March 3, 2017 Energy, Other Written by Greentumble Editorial Team
How does biofuel work
Biofuel is a term that refers to a number of

liquid fuels produced from biomass using biological (as opposed to geological) processes. The two most common types of biofuels are ethanol and biodiesel. Ethanol is usually derived from sugarcane and corn starch, while biodiesel is processed from vegetable oils (primarily palm oil) or animal fat.

There are other varieties, such as algae biofuel, and biofuels derived from jatropha (mostly biodiesel), fungi, or animal gut bacteria.

Materials, such as wood and its byproducts, as well as waste and agricultural residue can also serve as a source of biofuels. There is a lot of ongoing research focused on looking for new sources for biofuels and improving existing and developing new techniques for their production.
 

The production process of biofuels

The basic steps for the production of ethanol at a large scale are:

  1. Microbial fermentation of sugars;
  1. Distillation (to use ethanol in car engines, most of the water has to be removed);
  1. Dehydration (three techniques to remove the final small percentage of water from the mixture to make it suitable for engine use) [1].

 
The production process of biodiesel is different and is called transesterification, a chemical reaction of lipids (vegetable oil or animal fats) with alcohol producing fatty acid esters [2].

A wide spectrum of sources and a range of processing techniques reflect the complexity of what is collectively called “biofuels”. The final products, ethanol or biodiesel, work exactly as other liquid fuels: both are primarily used to fuel cars, although they also have use in aviation and trains.

Ethanol is very popular in the US and in Brazil. Biodiesel is more popular in Europe for cars, while in North America it is mostly used to power trucks.

The biggest issue with the use of biofuels is their low efficiency compared to fossil fuels. Therefore, ethanol and biodiesel are frequently used as mix-ins and additives.
 

How does biofuel energy work?

Ethanol

Ethanol is approximately 30 per cent less efficient per unit of volume than gasoline, which means more pure ethanol is required to fuel the same mileage than gasoline. Furthermore, use of pure ethanol in engines is restricted to automobiles, lights-duty trucks and motorcycles and only when engines were specifically adapted for the use.

In most cases, however, ethanol is used in mixtures with gasoline. At gas stations, such mixed fuels are marked with an “E” sign followed by the percentage of ethanol in the mixture.

E70 would mean a mixture with seventy per cent of ethanol and thirty per cent of gasoline.
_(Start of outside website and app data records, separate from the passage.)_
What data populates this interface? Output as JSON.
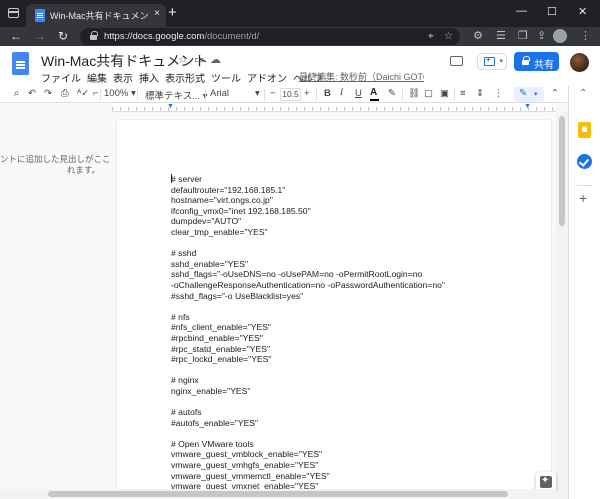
{
  "browser": {
    "tab_title": "Win-Mac共有ドキュメント - Google",
    "tab_close": "×",
    "new_tab": "+",
    "url_host": "https://docs.google.com",
    "url_path": "/document/d/",
    "window_controls": {
      "minimize": "—",
      "maximize": "☐",
      "close": "✕"
    },
    "nav": {
      "back": "←",
      "forward": "→",
      "reload": "↻"
    }
  },
  "docs": {
    "title": "Win-Mac共有ドキュメント",
    "menu": [
      "ファイル",
      "編集",
      "表示",
      "挿入",
      "表示形式",
      "ツール",
      "アドオン",
      "ヘルプ"
    ],
    "last_edit": "最終編集: 数秒前（Daichi GOTO）",
    "share_label": "共有"
  },
  "format_toolbar": {
    "zoom": "100%",
    "style": "標準テキス...",
    "font": "Arial",
    "font_size": "10.5",
    "bold": "B",
    "italic": "I",
    "underline": "U",
    "text_color": "A",
    "minus": "−",
    "plus": "+"
  },
  "outline": {
    "hint": "ントに追加した見出しがここ\nれます。"
  },
  "document": {
    "lines": [
      "# server",
      "defaultrouter=\"192.168.185.1\"",
      "hostname=\"virt.ongs.co.jp\"",
      "ifconfig_vmx0=\"inet 192.168.185.50\"",
      "dumpdev=\"AUTO\"",
      "clear_tmp_enable=\"YES\"",
      "",
      "# sshd",
      "sshd_enable=\"YES\"",
      "sshd_flags=\"-oUseDNS=no -oUsePAM=no -oPermitRootLogin=no",
      "-oChallengeResponseAuthentication=no -oPasswordAuthentication=no\"",
      "#sshd_flags=\"-o UseBlacklist=yes\"",
      "",
      "# nfs",
      "#nfs_client_enable=\"YES\"",
      "#rpcbind_enable=\"YES\"",
      "#rpc_statd_enable=\"YES\"",
      "#rpc_lockd_enable=\"YES\"",
      "",
      "# nginx",
      "nginx_enable=\"YES\"",
      "",
      "# autofs",
      "#autofs_enable=\"YES\"",
      "",
      "# Open VMware tools",
      "vmware_guest_vmblock_enable=\"YES\"",
      "vmware_guest_vmhgfs_enable=\"YES\"",
      "vmware_guest_vmmemctl_enable=\"YES\"",
      "vmware_guest_vmxnet_enable=\"YES\""
    ]
  },
  "colors": {
    "accent": "#1a73e8",
    "chrome_dark": "#202124",
    "chrome_toolbar": "#35363a",
    "docs_blue": "#4285f4",
    "keep_yellow": "#fbbc04"
  }
}
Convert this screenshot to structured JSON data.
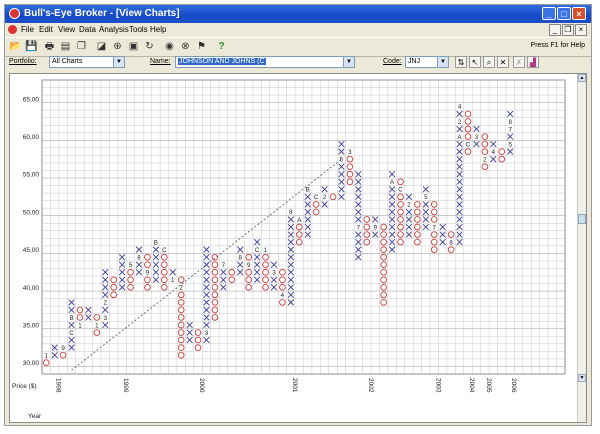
{
  "window": {
    "title": "Bull's-Eye Broker - [View Charts]",
    "controls": {
      "minimize": "_",
      "maximize": "□",
      "close": "×"
    }
  },
  "menu": {
    "items": [
      "File",
      "Edit",
      "View",
      "Data",
      "Analysis",
      "Tools",
      "Help"
    ],
    "mdi_controls": {
      "minimize": "_",
      "restore": "❐",
      "close": "×"
    }
  },
  "toolbar": {
    "help_hint": "Press F1 for Help",
    "tool_icons": [
      "open-icon",
      "save-icon",
      "print-icon",
      "preview-icon",
      "copy-icon",
      "chart-icon",
      "zoom-icon",
      "window-icon",
      "refresh-icon",
      "eye-icon",
      "stop-icon",
      "flag-icon",
      "help-icon"
    ]
  },
  "params": {
    "portfolio_label": "Portfolio:",
    "portfolio_value": "All Charts",
    "name_label": "Name:",
    "name_value": "JOHNSON AND JOHNS (C",
    "code_label": "Code:",
    "code_value": "JNJ"
  },
  "chart_data": {
    "type": "point-and-figure",
    "ylabel": "Price ($)",
    "xlabel": "Year",
    "y_ticks": [
      "65,00",
      "60,00",
      "55,00",
      "50,00",
      "45,00",
      "40,00",
      "35,00",
      "30,00"
    ],
    "y_values": [
      65,
      60,
      55,
      50,
      45,
      40,
      35,
      30
    ],
    "ylim": [
      28.5,
      67.5
    ],
    "box_size": 1,
    "year_labels": [
      {
        "col": 1,
        "label": "1998"
      },
      {
        "col": 9,
        "label": "1999"
      },
      {
        "col": 18,
        "label": "2000"
      },
      {
        "col": 29,
        "label": "2001"
      },
      {
        "col": 38,
        "label": "2002"
      },
      {
        "col": 46,
        "label": "2003"
      },
      {
        "col": 50,
        "label": "2004"
      },
      {
        "col": 52,
        "label": "2005"
      },
      {
        "col": 55,
        "label": "2006"
      }
    ],
    "columns": [
      {
        "t": "O",
        "from": 30,
        "to": 31
      },
      {
        "t": "X",
        "from": 31,
        "to": 32
      },
      {
        "t": "O",
        "from": 31,
        "to": 32
      },
      {
        "t": "X",
        "from": 32,
        "to": 38
      },
      {
        "t": "O",
        "from": 35,
        "to": 37
      },
      {
        "t": "X",
        "from": 36,
        "to": 37
      },
      {
        "t": "O",
        "from": 34,
        "to": 36
      },
      {
        "t": "X",
        "from": 35,
        "to": 42
      },
      {
        "t": "O",
        "from": 39,
        "to": 41
      },
      {
        "t": "X",
        "from": 40,
        "to": 44
      },
      {
        "t": "O",
        "from": 40,
        "to": 43
      },
      {
        "t": "X",
        "from": 42,
        "to": 45
      },
      {
        "t": "O",
        "from": 40,
        "to": 44
      },
      {
        "t": "X",
        "from": 41,
        "to": 46
      },
      {
        "t": "O",
        "from": 40,
        "to": 45
      },
      {
        "t": "X",
        "from": 41,
        "to": 42
      },
      {
        "t": "O",
        "from": 31,
        "to": 41
      },
      {
        "t": "X",
        "from": 33,
        "to": 35
      },
      {
        "t": "O",
        "from": 32,
        "to": 34
      },
      {
        "t": "X",
        "from": 33,
        "to": 45
      },
      {
        "t": "O",
        "from": 36,
        "to": 44
      },
      {
        "t": "X",
        "from": 40,
        "to": 43
      },
      {
        "t": "O",
        "from": 41,
        "to": 42
      },
      {
        "t": "X",
        "from": 42,
        "to": 45
      },
      {
        "t": "O",
        "from": 40,
        "to": 44
      },
      {
        "t": "X",
        "from": 41,
        "to": 46
      },
      {
        "t": "O",
        "from": 40,
        "to": 45
      },
      {
        "t": "X",
        "from": 40,
        "to": 43
      },
      {
        "t": "O",
        "from": 38,
        "to": 42
      },
      {
        "t": "X",
        "from": 38,
        "to": 50
      },
      {
        "t": "O",
        "from": 46,
        "to": 49
      },
      {
        "t": "X",
        "from": 47,
        "to": 53
      },
      {
        "t": "O",
        "from": 50,
        "to": 52
      },
      {
        "t": "X",
        "from": 51,
        "to": 53
      },
      {
        "t": "O",
        "from": 52,
        "to": 52
      },
      {
        "t": "X",
        "from": 52,
        "to": 59
      },
      {
        "t": "O",
        "from": 54,
        "to": 58
      },
      {
        "t": "X",
        "from": 44,
        "to": 55
      },
      {
        "t": "O",
        "from": 46,
        "to": 49
      },
      {
        "t": "X",
        "from": 47,
        "to": 49
      },
      {
        "t": "O",
        "from": 38,
        "to": 48
      },
      {
        "t": "X",
        "from": 45,
        "to": 55
      },
      {
        "t": "O",
        "from": 46,
        "to": 54
      },
      {
        "t": "X",
        "from": 47,
        "to": 52
      },
      {
        "t": "O",
        "from": 46,
        "to": 51
      },
      {
        "t": "X",
        "from": 48,
        "to": 53
      },
      {
        "t": "O",
        "from": 45,
        "to": 51
      },
      {
        "t": "X",
        "from": 46,
        "to": 48
      },
      {
        "t": "O",
        "from": 45,
        "to": 47
      },
      {
        "t": "X",
        "from": 46,
        "to": 64
      },
      {
        "t": "O",
        "from": 58,
        "to": 63
      },
      {
        "t": "X",
        "from": 59,
        "to": 61
      },
      {
        "t": "O",
        "from": 56,
        "to": 60
      },
      {
        "t": "X",
        "from": 57,
        "to": 59
      },
      {
        "t": "O",
        "from": 57,
        "to": 58
      },
      {
        "t": "X",
        "from": 58,
        "to": 63
      }
    ],
    "month_labels": [
      {
        "col": 0,
        "price": 31,
        "label": "1"
      },
      {
        "col": 2,
        "price": 32,
        "label": "9"
      },
      {
        "col": 3,
        "price": 36,
        "label": "B"
      },
      {
        "col": 3,
        "price": 34,
        "label": "C"
      },
      {
        "col": 4,
        "price": 35,
        "label": "1"
      },
      {
        "col": 6,
        "price": 35,
        "label": "1"
      },
      {
        "col": 7,
        "price": 38,
        "label": "2"
      },
      {
        "col": 7,
        "price": 36,
        "label": "3"
      },
      {
        "col": 8,
        "price": 44,
        "label": "4"
      },
      {
        "col": 10,
        "price": 43,
        "label": "5"
      },
      {
        "col": 11,
        "price": 44,
        "label": "8"
      },
      {
        "col": 12,
        "price": 42,
        "label": "9"
      },
      {
        "col": 13,
        "price": 46,
        "label": "B"
      },
      {
        "col": 14,
        "price": 45,
        "label": "C"
      },
      {
        "col": 15,
        "price": 41,
        "label": "1"
      },
      {
        "col": 16,
        "price": 40,
        "label": "2"
      },
      {
        "col": 19,
        "price": 34,
        "label": "3"
      },
      {
        "col": 20,
        "price": 33,
        "label": "4"
      },
      {
        "col": 21,
        "price": 43,
        "label": "7"
      },
      {
        "col": 23,
        "price": 44,
        "label": "8"
      },
      {
        "col": 24,
        "price": 43,
        "label": "9"
      },
      {
        "col": 25,
        "price": 45,
        "label": "C"
      },
      {
        "col": 26,
        "price": 45,
        "label": "1"
      },
      {
        "col": 27,
        "price": 42,
        "label": "3"
      },
      {
        "col": 28,
        "price": 39,
        "label": "4"
      },
      {
        "col": 29,
        "price": 50,
        "label": "8"
      },
      {
        "col": 30,
        "price": 49,
        "label": "A"
      },
      {
        "col": 31,
        "price": 53,
        "label": "B"
      },
      {
        "col": 32,
        "price": 52,
        "label": "C"
      },
      {
        "col": 33,
        "price": 52,
        "label": "2"
      },
      {
        "col": 35,
        "price": 57,
        "label": "5"
      },
      {
        "col": 36,
        "price": 58,
        "label": "3"
      },
      {
        "col": 37,
        "price": 48,
        "label": "7"
      },
      {
        "col": 39,
        "price": 48,
        "label": "9"
      },
      {
        "col": 41,
        "price": 54,
        "label": "A"
      },
      {
        "col": 42,
        "price": 53,
        "label": "C"
      },
      {
        "col": 43,
        "price": 51,
        "label": "2"
      },
      {
        "col": 45,
        "price": 52,
        "label": "5"
      },
      {
        "col": 46,
        "price": 48,
        "label": "7"
      },
      {
        "col": 48,
        "price": 46,
        "label": "8"
      },
      {
        "col": 49,
        "price": 64,
        "label": "4"
      },
      {
        "col": 49,
        "price": 62,
        "label": "2"
      },
      {
        "col": 49,
        "price": 60,
        "label": "A"
      },
      {
        "col": 50,
        "price": 59,
        "label": "C"
      },
      {
        "col": 51,
        "price": 60,
        "label": "3"
      },
      {
        "col": 52,
        "price": 57,
        "label": "2"
      },
      {
        "col": 53,
        "price": 58,
        "label": "4"
      },
      {
        "col": 55,
        "price": 62,
        "label": "8"
      },
      {
        "col": 55,
        "price": 61,
        "label": "7"
      },
      {
        "col": 55,
        "price": 59,
        "label": "5"
      }
    ],
    "trendline": {
      "from": {
        "col": 3,
        "price": 29
      },
      "to": {
        "col": 35,
        "price": 57
      }
    },
    "colors": {
      "x": "#3a3a9a",
      "o": "#c84040",
      "grid": "#c8c8c8",
      "trend": "#555555"
    }
  }
}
Adding ethanol increases an octane number of the fuel, which is better for higher performance of combustion engines.

Mixtures E5-E20 are also called gasohol and do not require any adaptation of the engine [3]. The higher the percentage of ethanol in the mix, the more modifications are required. An E85 mixture is commonly used in the US and Europe for flexible fuel vehicles.
 

Biodiesel
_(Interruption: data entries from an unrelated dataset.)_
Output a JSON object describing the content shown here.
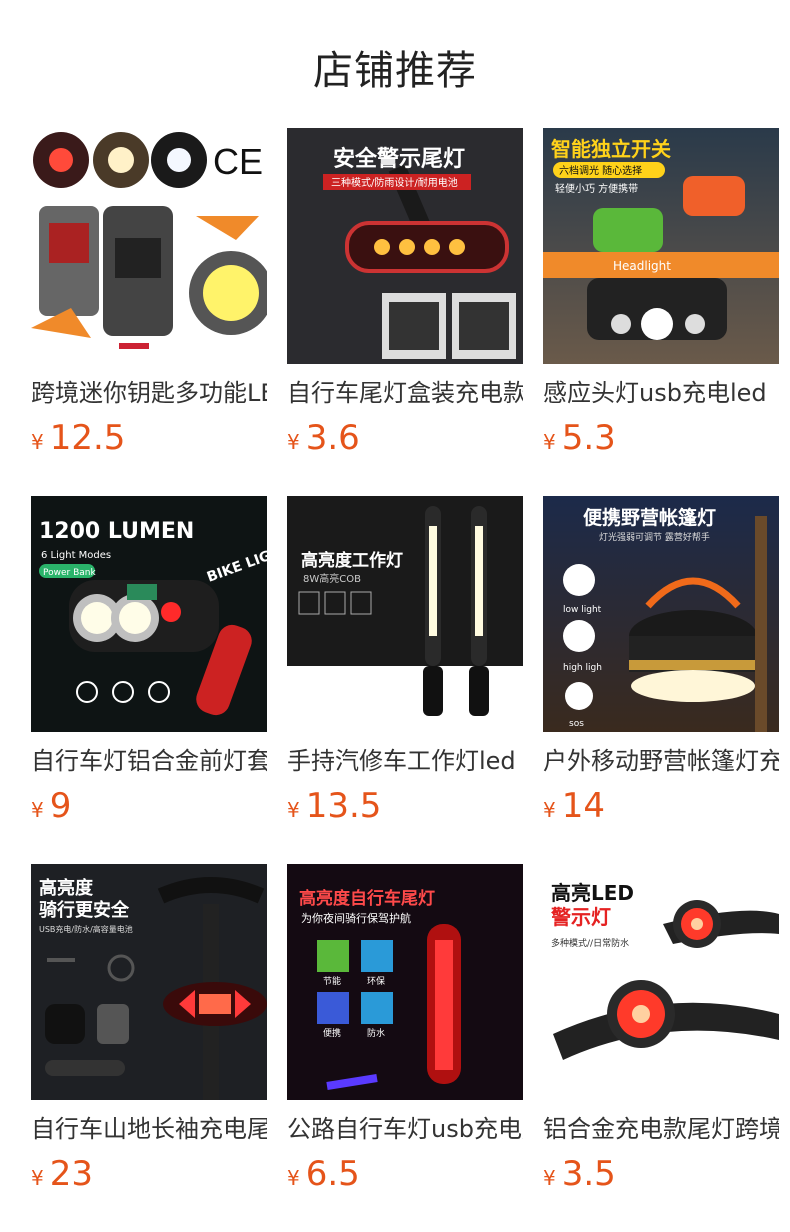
{
  "page": {
    "title": "店铺推荐"
  },
  "products": [
    {
      "name": "跨境迷你钥匙多功能LED手电筒",
      "currency": "¥",
      "price": "12.5",
      "banner": "",
      "sub": "",
      "badge": "CE"
    },
    {
      "name": "自行车尾灯盒装充电款",
      "currency": "¥",
      "price": "3.6",
      "banner": "安全警示尾灯",
      "sub": "三种模式/防雨设计/耐用电池",
      "badge": ""
    },
    {
      "name": "感应头灯usb充电led",
      "currency": "¥",
      "price": "5.3",
      "banner": "智能独立开关",
      "sub": "六档调光 随心选择",
      "sub2": "轻便小巧 方便携带",
      "badge": "Headlight"
    },
    {
      "name": "自行车灯铝合金前灯套装",
      "currency": "¥",
      "price": "9",
      "banner": "1200 LUMEN",
      "sub": "6 Light Modes",
      "sub2": "Power Bank",
      "badge": "BIKE LIGHT"
    },
    {
      "name": "手持汽修车工作灯led",
      "currency": "¥",
      "price": "13.5",
      "banner": "高亮度工作灯",
      "sub": "8W高亮COB",
      "badge": ""
    },
    {
      "name": "户外移动野营帐篷灯充电",
      "currency": "¥",
      "price": "14",
      "banner": "便携野营帐篷灯",
      "sub": "灯光强弱可调节 露营好帮手",
      "modes": [
        "low light",
        "high ligh",
        "sos"
      ]
    },
    {
      "name": "自行车山地长袖充电尾灯",
      "currency": "¥",
      "price": "23",
      "banner": "高亮度",
      "sub": "骑行更安全",
      "sub2": "USB充电/防水/高容量电池"
    },
    {
      "name": "公路自行车灯usb充电尾灯",
      "currency": "¥",
      "price": "6.5",
      "banner": "高亮度自行车尾灯",
      "sub": "为你夜间骑行保驾护航",
      "features": [
        "节能",
        "环保",
        "便携",
        "防水"
      ]
    },
    {
      "name": "铝合金充电款尾灯跨境",
      "currency": "¥",
      "price": "3.5",
      "banner": "高亮LED",
      "sub": "警示灯",
      "sub2": "多种模式//日常防水"
    }
  ],
  "colors": {
    "price": "#e5541a",
    "text": "#333333",
    "title": "#222222"
  }
}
Output of biodiesel is also lower than that of gasoline; however, it highly depends on the blend and quality of the fuel. Biodiesel comes is blends commonly referred under “B” sign followed by the percentage of biodiesel in the fuel mix.

Same as in case of ethanol, the lower the number – the less need there is for modifications of the engine. Use of pure biodiesel (B100) may lead to maintenance and performance problems in the long-run – although, in Europe, there are provisions to use B100 in agricultural engines [4].

Biodiesel is generally more common in the European Union than in the US. In Germany, there is even the lowest percentage of biodiesel in transport diesel fuels is set by law at 7 per cent [2].
 

Interesting facts about uses of biofuels

    • Global ethanol production is expected to increase from ca. 114 Bln L in 2014 to 134.5 Bln L by 2024, according to FAO.

    • United States and Brazil are the main producers and consumers of ethanol.

    • Global biodiesel production is projected to increase by 27 per cent by 2024 from 2014 and expected to reach 39 Bln L.

    • European Union is by far the largest producer and consumer of biodiesel, followed by Indonesia, the USA, and Brazil.


 
Biofuels are as old as car engines; however, low price and wide availability of fossil fuels over the twentieth century made them less competitive and reduced their share of the market. Currently, biofuels are considered to be an alternative energy source.

 


References

[1] https://en.wikipedia.org/wiki/Ethanol_fuel
[2] https://en.wikipedia.org/wiki/Biodiesel
[3] https://en.wikipedia.org/wiki/Common_ethanol_fuel_mixtures#E70.2C_E75
[4] http://www.biofuelstp.eu/biodiesel.html
[5] https://goo.gl/CGC49Q